She said: "Adoption is a long and daunting journey but I would encourage anyone thinking about it to contact Adoption Now and find out more. You get so much support and training and ultimately it makes dreams come true for everyone involved."
Nicola told how she first started looking into adoption in 2012.
She said: "Applying to adopt is a long and sometimes intrusive process but that's how it should be to ensure this is the right thing for you. It's also only fair on the children, who have already had lots of upheaval and disruption in their young lives and need stability. However you get a lot of support through the process and beyond and it really helps to prepare you, helping you to understand why you want to adopt and how you will cope with any challenges. My husband initially had reservations about adoption but the application process actually made him realise this was right for us rather than putting him off."
The couple first saw their two boys at an adoption ‘activity day' in July 2013, where prospective adopters get a chance to meet and play with children waiting for adoption.
Nicola said: "Although I wasn't sure I was comfortable with the idea of this we agreed to give it a go. We had always wanted to adopt siblings and I thought I wanted to adopt girls – this is common and all the adopters were stood around the few girls at the event as if they were the glittering prize.
"Then two little boys dressed as Winnie the Pooh and Tigger came whizzing past us and we ended up playing with them for ages. Something about them just felt right."
The couple expressed an interest in the two brothers, then aged four and two, and the next stage in the matching process began. During this period they were given more information on the boys - including their backgrounds, likes and dislikes and photographs.

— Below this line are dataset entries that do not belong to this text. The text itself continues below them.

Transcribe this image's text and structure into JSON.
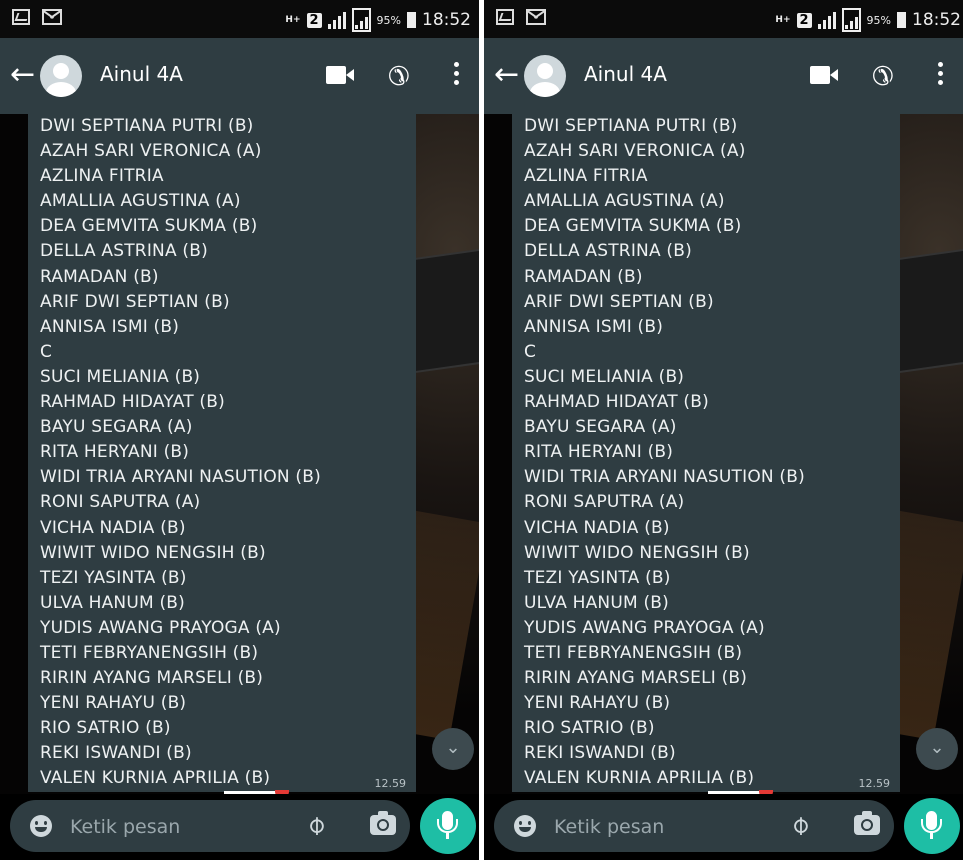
{
  "status_bar": {
    "network_type": "H+",
    "sim_slot": "2",
    "battery_percent": "95%",
    "time": "18:52"
  },
  "chat": {
    "contact_name": "Ainul 4A",
    "message_time": "12.59",
    "lines": [
      "DWI SEPTIANA PUTRI (B)",
      "AZAH SARI VERONICA (A)",
      "AZLINA FITRIA",
      "AMALLIA AGUSTINA (A)",
      "DEA GEMVITA SUKMA (B)",
      "DELLA ASTRINA (B)",
      "RAMADAN (B)",
      "ARIF DWI SEPTIAN (B)",
      "ANNISA ISMI (B)",
      "C",
      "SUCI MELIANIA (B)",
      "RAHMAD HIDAYAT (B)",
      "BAYU SEGARA (A)",
      "RITA HERYANI (B)",
      "WIDI TRIA ARYANI NASUTION (B)",
      "RONI SAPUTRA (A)",
      "VICHA NADIA (B)",
      "WIWIT WIDO NENGSIH (B)",
      "TEZI YASINTA (B)",
      "ULVA HANUM (B)",
      "YUDIS AWANG PRAYOGA (A)",
      "TETI FEBRYANENGSIH (B)",
      "RIRIN AYANG MARSELI (B)",
      "YENI RAHAYU (B)",
      "RIO SATRIO (B)",
      "REKI ISWANDI (B)",
      "VALEN KURNIA APRILIA (B)"
    ]
  },
  "input": {
    "placeholder": "Ketik pesan"
  },
  "icons": {
    "back": "arrow-left-icon",
    "video": "video-call-icon",
    "phone": "phone-icon",
    "menu": "more-vert-icon",
    "emoji": "emoji-icon",
    "attach": "paperclip-icon",
    "camera": "camera-icon",
    "mic": "mic-icon",
    "scroll": "double-chevron-down-icon"
  },
  "colors": {
    "app_bar": "#2f3d42",
    "bubble": "#2f3d42",
    "mic_button": "#1ebea5"
  }
}
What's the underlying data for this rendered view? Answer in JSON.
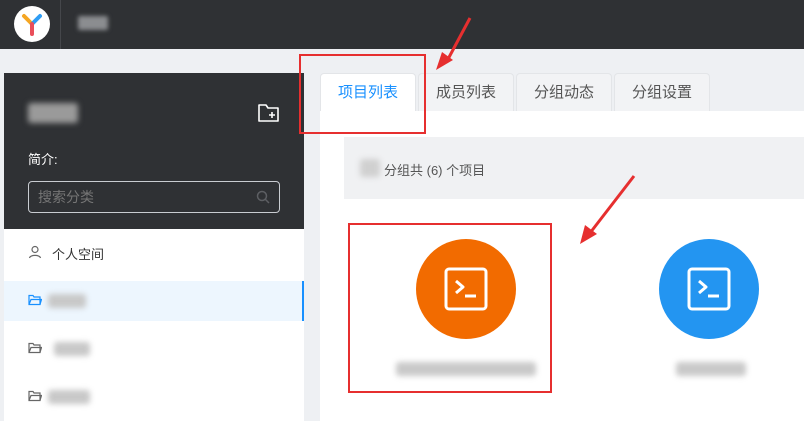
{
  "sidebar": {
    "intro_label": "简介:",
    "search_placeholder": "搜索分类",
    "items": [
      {
        "label": "个人空间",
        "icon": "user-icon"
      },
      {
        "label": "",
        "icon": "folder-open-icon",
        "active": true
      },
      {
        "label": "",
        "icon": "folder-icon"
      },
      {
        "label": "",
        "icon": "folder-icon"
      }
    ]
  },
  "tabs": [
    {
      "label": "项目列表",
      "active": true
    },
    {
      "label": "成员列表"
    },
    {
      "label": "分组动态"
    },
    {
      "label": "分组设置"
    }
  ],
  "summary": {
    "text": "分组共 (6) 个项目"
  },
  "projects": [
    {
      "name": "",
      "color": "#f26b00",
      "icon": "terminal-icon"
    },
    {
      "name": "",
      "color": "#2395f1",
      "icon": "terminal-icon"
    }
  ],
  "colors": {
    "accent": "#1890ff",
    "topbar": "#2f3134",
    "annotation": "#e62f2f"
  }
}
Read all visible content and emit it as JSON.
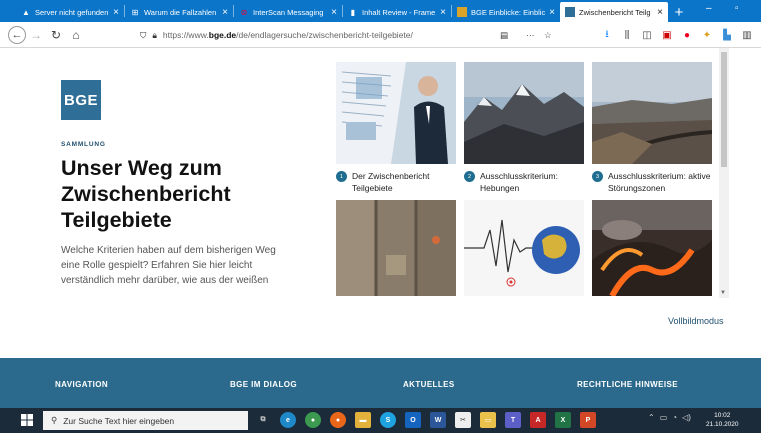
{
  "browser": {
    "tabs": [
      {
        "label": "Server nicht gefunden",
        "icon": "warning-icon"
      },
      {
        "label": "Warum die Fallzahlen",
        "icon": "site-icon"
      },
      {
        "label": "InterScan Messaging",
        "icon": "trend-icon"
      },
      {
        "label": "Inhalt Review - Frame",
        "icon": "doc-icon"
      },
      {
        "label": "BGE Einblicke: Einblic",
        "icon": "bge-icon"
      },
      {
        "label": "Zwischenbericht Teilg",
        "icon": "bge-icon",
        "active": true
      }
    ],
    "new_tab": "+",
    "window_controls": {
      "minimize": "–",
      "maximize": "▫"
    },
    "url_prefix": "https://www.",
    "url_domain": "bge.de",
    "url_path": "/de/endlagersuche/zwischenbericht-teilgebiete/",
    "menu_dots": "···"
  },
  "page": {
    "logo": "BGE",
    "kicker": "SAMMLUNG",
    "headline_lines": [
      "Unser Weg zum",
      "Zwischenbericht",
      "Teilgebiete"
    ],
    "intro": "Welche Kriterien haben auf dem bisherigen Weg eine Rolle gespielt? Erfahren Sie hier leicht verständlich mehr darüber, wie aus der weißen",
    "cards": [
      {
        "num": "1",
        "title": "Der Zwischenbericht Teilgebiete"
      },
      {
        "num": "2",
        "title": "Ausschlusskriterium: Hebungen"
      },
      {
        "num": "3",
        "title": "Ausschlusskriterium: aktive Störungszonen"
      }
    ],
    "fullscreen_link": "Vollbildmodus",
    "footer": [
      "NAVIGATION",
      "BGE IM DIALOG",
      "AKTUELLES",
      "RECHTLICHE HINWEISE"
    ]
  },
  "taskbar": {
    "search_placeholder": "Zur Suche Text hier eingeben",
    "time": "10:02",
    "date": "21.10.2020"
  }
}
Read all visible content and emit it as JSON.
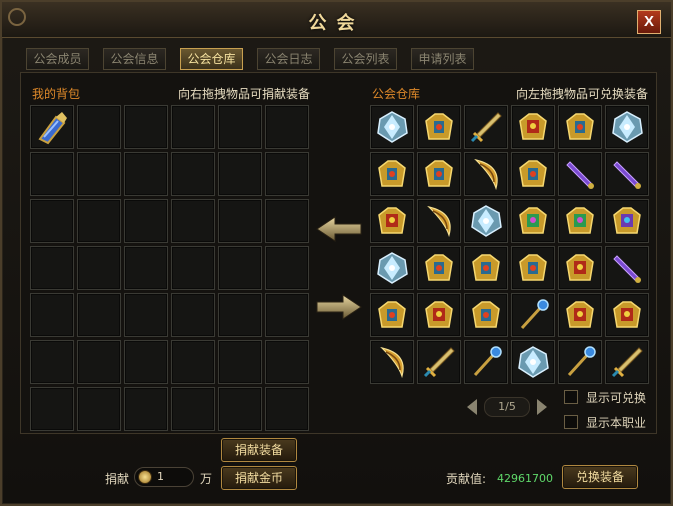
{
  "window": {
    "title": "公会",
    "close_label": "X"
  },
  "tabs": [
    {
      "label": "公会成员",
      "active": false
    },
    {
      "label": "公会信息",
      "active": false
    },
    {
      "label": "公会仓库",
      "active": true
    },
    {
      "label": "公会日志",
      "active": false
    },
    {
      "label": "公会列表",
      "active": false
    },
    {
      "label": "申请列表",
      "active": false
    }
  ],
  "backpack": {
    "title": "我的背包",
    "hint": "向右拖拽物品可捐献装备",
    "items": [
      "gauntlet-blue"
    ]
  },
  "warehouse": {
    "title": "公会仓库",
    "hint": "向左拖拽物品可兑换装备",
    "items": [
      "armor-crystal",
      "armor-gold",
      "sword-gold",
      "armor-gold-red",
      "armor-gold",
      "armor-crystal",
      "armor-gold",
      "armor-gold",
      "blade-crescent",
      "armor-gold",
      "dagger-purple",
      "dagger-purple",
      "armor-gold-red",
      "blade-crescent",
      "armor-crystal",
      "armor-gold-green",
      "armor-gold-green",
      "armor-gold-purple",
      "armor-crystal",
      "armor-gold",
      "armor-gold",
      "armor-gold",
      "armor-gold-red",
      "dagger-purple",
      "armor-gold",
      "armor-gold-red",
      "armor-gold",
      "staff-blue",
      "armor-gold-red",
      "armor-gold-red",
      "blade-crescent",
      "sword-gold",
      "staff-blue",
      "armor-crystal",
      "staff-blue",
      "sword-gold"
    ]
  },
  "pager": {
    "text": "1/5"
  },
  "options": {
    "show_exchangeable": "显示可兑换",
    "show_profession": "显示本职业"
  },
  "buttons": {
    "donate_equipment": "捐献装备",
    "donate_gold": "捐献金币",
    "exchange_equipment": "兑换装备"
  },
  "donate": {
    "label": "捐献",
    "amount": "1",
    "unit": "万"
  },
  "contribution": {
    "label": "贡献值:",
    "value": "42961700"
  },
  "colors": {
    "accent": "#e08a2a",
    "gold": "#f0d89a",
    "contribution": "#5fd86a"
  }
}
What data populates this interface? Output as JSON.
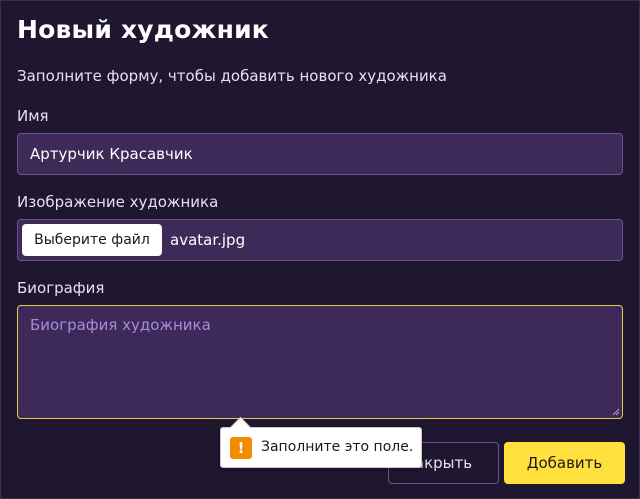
{
  "dialog": {
    "title": "Новый художник",
    "subtitle": "Заполните форму, чтобы добавить нового художника"
  },
  "form": {
    "name": {
      "label": "Имя",
      "value": "Артурчик Красавчик"
    },
    "image": {
      "label": "Изображение художника",
      "button_label": "Выберите файл",
      "file_name": "avatar.jpg"
    },
    "bio": {
      "label": "Биография",
      "placeholder": "Биография художника"
    }
  },
  "actions": {
    "close_label": "Закрыть",
    "close_visible_text": "акрыть",
    "add_label": "Добавить"
  },
  "validation": {
    "message": "Заполните это поле.",
    "icon": "warning-icon"
  },
  "colors": {
    "background": "#1f1730",
    "field": "#3d2a58",
    "accent": "#ffe03d",
    "focus_border": "#e8c94a",
    "placeholder": "#a98ad9",
    "warning": "#f08c00"
  }
}
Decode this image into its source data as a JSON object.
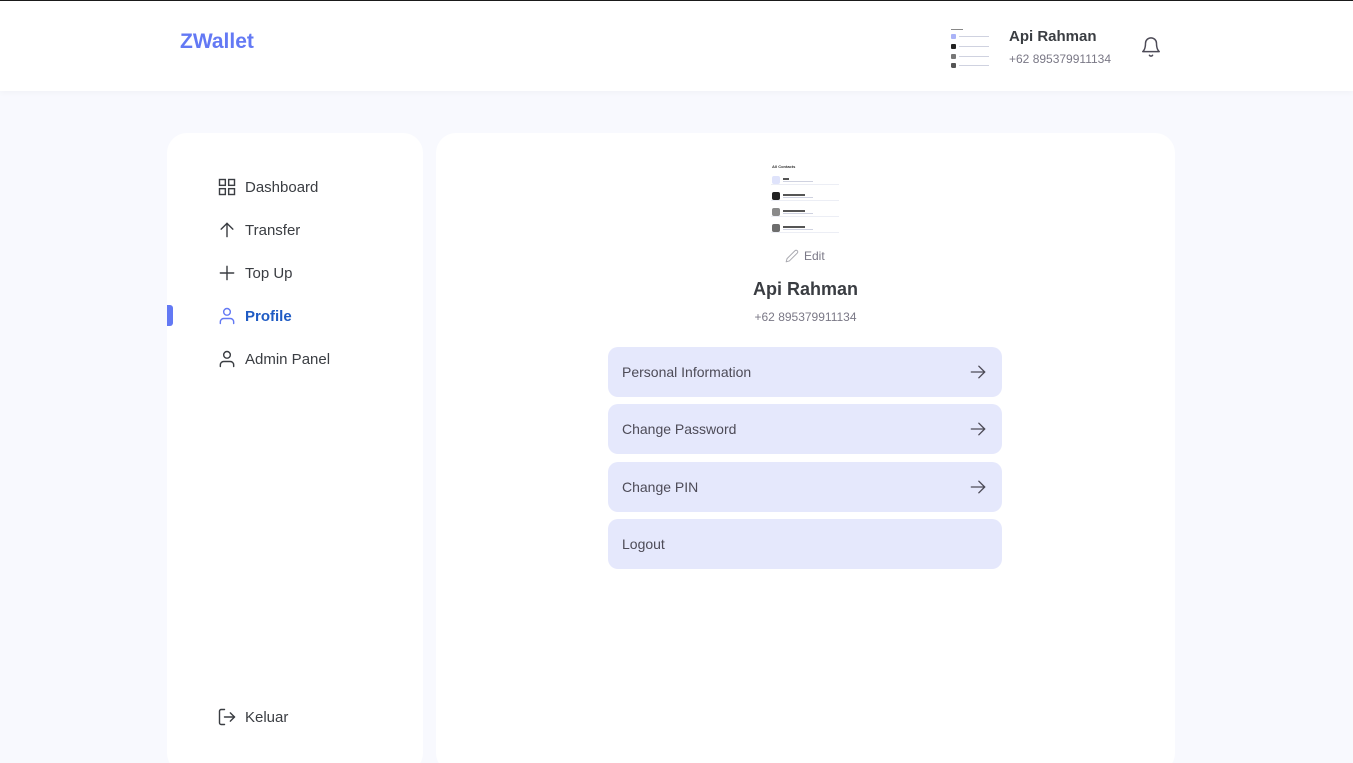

The adoption was approved by a panel two months later and the introduction process started with daily visits – first at the boys' foster home and then later at the couple's home. Ten days later the boys moved in for good.
Nicola said: "The night before we picked them up to bring them home was both exciting and daunting. Picking them up was emotional on so many counts – you feel like you are taking them away from everything they have known and loved but also you know this is the right thing for them in the long term and the start of a new life for all of us.
"They were both different in how they settled - one kicked his shoes off and settled in straight away while the other took a little longer. There were ups and downs but that's family life and we very quickly began to fit together."
Nicola describes the golden moment when she knew she finally had the family she had always dreamed about: "There was one day when we were in the Lake District on our first family holiday together and one of them said ‘this is the best day of my life mummy'. We had also just recently had the court adoption order come through and this felt like the icing on the cake – they were ours, they were happy and we could all finally relax."
She added: "It's really heartwarming when you start seeing them pick up your little traits – whether it's the way you walk or the things you say. We see aspects of our own personalities in both of them too. It's the old nature versus nurture argument but there's an undeniable sense of belonging between us all."
Nicola is open with both boys about the fact they are adopted and keeps in touch with their birth parents through ‘letterbox contact'.
She said: "We write to their birth parents once a year and I think this is really important for everyone involved. I think it's crucial that you are open about their adoption – it's part of their life story. Some adoptive parents are wary of this but it's better for it to feel normal to the children rather than it be another bombshell for them to face when they are older."
Since adopting, Nicola has helped to set up and run Forever Families, a registered charity which provides activities and support for parents and children involved in adoption. In fact, adoption suits her so well that she is hoping to do it again.
"I definitely want to adopt at least another child. I always did want a big family and we can make a difference to another child's life. The boys are really excited about it too."